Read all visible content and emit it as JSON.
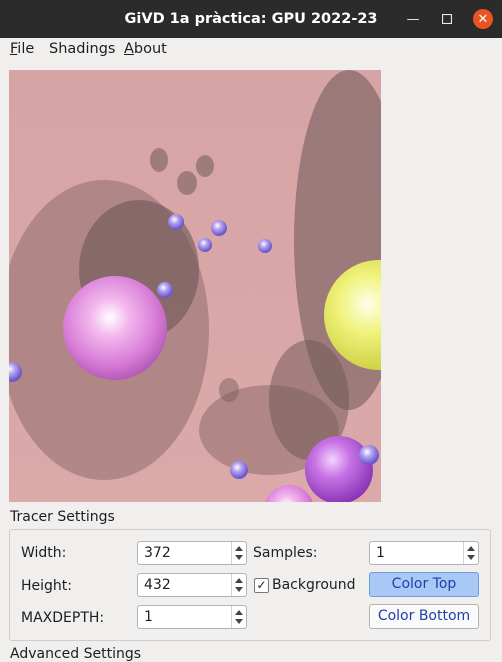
{
  "window": {
    "title": "GiVD 1a pràctica: GPU 2022-23"
  },
  "menu": {
    "file": "File",
    "shadings": "Shadings",
    "about": "About"
  },
  "tracer": {
    "section_label": "Tracer Settings",
    "width_label": "Width:",
    "width_value": "372",
    "height_label": "Height:",
    "height_value": "432",
    "maxdepth_label": "MAXDEPTH:",
    "maxdepth_value": "1",
    "samples_label": "Samples:",
    "samples_value": "1",
    "background_label": "Background",
    "background_checked": true,
    "color_top_label": "Color Top",
    "color_bottom_label": "Color Bottom"
  },
  "advanced": {
    "section_label": "Advanced Settings"
  },
  "colors": {
    "titlebar": "#2b2b2b",
    "close": "#e95420",
    "render_bg": "#d7a5a5",
    "accent": "#a9c8f5"
  }
}
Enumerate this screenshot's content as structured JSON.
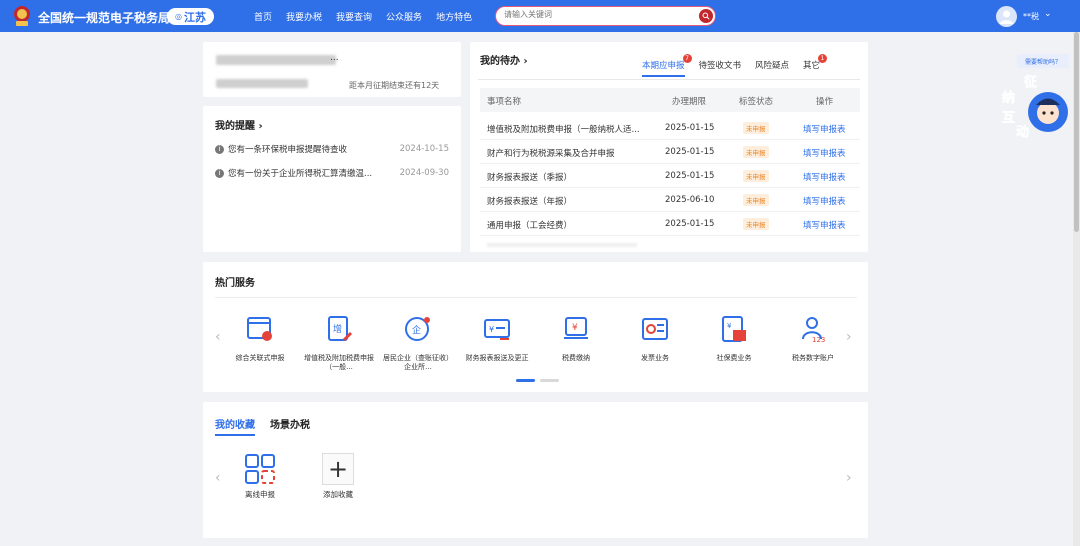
{
  "header": {
    "site_title": "全国统一规范电子税务局",
    "region": "江苏",
    "nav": [
      "首页",
      "我要办税",
      "我要查询",
      "公众服务",
      "地方特色"
    ],
    "search_placeholder": "请输入关键词",
    "user_name": "**税"
  },
  "account": {
    "deadline_text": "距本月征期结束还有12天"
  },
  "reminders": {
    "title": "我的提醒 ›",
    "items": [
      {
        "text": "您有一条环保税申报提醒待查收",
        "date": "2024-10-15"
      },
      {
        "text": "您有一份关于企业所得税汇算清缴温...",
        "date": "2024-09-30"
      }
    ]
  },
  "todo": {
    "title": "我的待办 ›",
    "tabs": [
      {
        "label": "本期应申报",
        "badge": "7"
      },
      {
        "label": "待签收文书",
        "badge": ""
      },
      {
        "label": "风险疑点",
        "badge": ""
      },
      {
        "label": "其它",
        "badge": "1"
      }
    ],
    "columns": [
      "事项名称",
      "办理期限",
      "标签状态",
      "操作"
    ],
    "rows": [
      {
        "name": "增值税及附加税费申报（一般纳税人适...",
        "date": "2025-01-15",
        "status": "未申报",
        "op": "填写申报表"
      },
      {
        "name": "财产和行为税税源采集及合并申报",
        "date": "2025-01-15",
        "status": "未申报",
        "op": "填写申报表"
      },
      {
        "name": "财务报表报送（季报）",
        "date": "2025-01-15",
        "status": "未申报",
        "op": "填写申报表"
      },
      {
        "name": "财务报表报送（年报）",
        "date": "2025-06-10",
        "status": "未申报",
        "op": "填写申报表"
      },
      {
        "name": "通用申报（工会经费）",
        "date": "2025-01-15",
        "status": "未申报",
        "op": "填写申报表"
      }
    ]
  },
  "hot_services": {
    "title": "热门服务",
    "items": [
      {
        "label": "综合关联式申报",
        "icon": "combined-declaration-icon"
      },
      {
        "label": "增值税及附加税费申报（一般...",
        "icon": "vat-declaration-icon"
      },
      {
        "label": "居民企业（查账征收）企业所...",
        "icon": "enterprise-income-tax-icon"
      },
      {
        "label": "财务报表报送及更正",
        "icon": "financial-report-icon"
      },
      {
        "label": "税费缴纳",
        "icon": "tax-payment-icon"
      },
      {
        "label": "发票业务",
        "icon": "invoice-icon"
      },
      {
        "label": "社保费业务",
        "icon": "social-security-icon"
      },
      {
        "label": "税务数字账户",
        "icon": "digital-account-icon"
      }
    ]
  },
  "favorites": {
    "tabs": [
      "我的收藏",
      "场景办税"
    ],
    "items": [
      {
        "label": "离线申报",
        "icon": "offline-declaration-icon"
      },
      {
        "label": "添加收藏",
        "icon": "plus-icon"
      }
    ]
  },
  "side": {
    "help_label": "需要帮助吗？",
    "mascot_text": [
      "征",
      "纳",
      "互",
      "动"
    ]
  },
  "colors": {
    "primary": "#2f6fe8",
    "status_bg": "#fdeedd",
    "status_fg": "#e8892b",
    "badge": "#e5433a"
  }
}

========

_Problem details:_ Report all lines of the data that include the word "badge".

_Answer to this exercise:_
        "badge": "7"
        "badge": ""
        "badge": ""
        "badge": "1"
    "badge": "#e5433a"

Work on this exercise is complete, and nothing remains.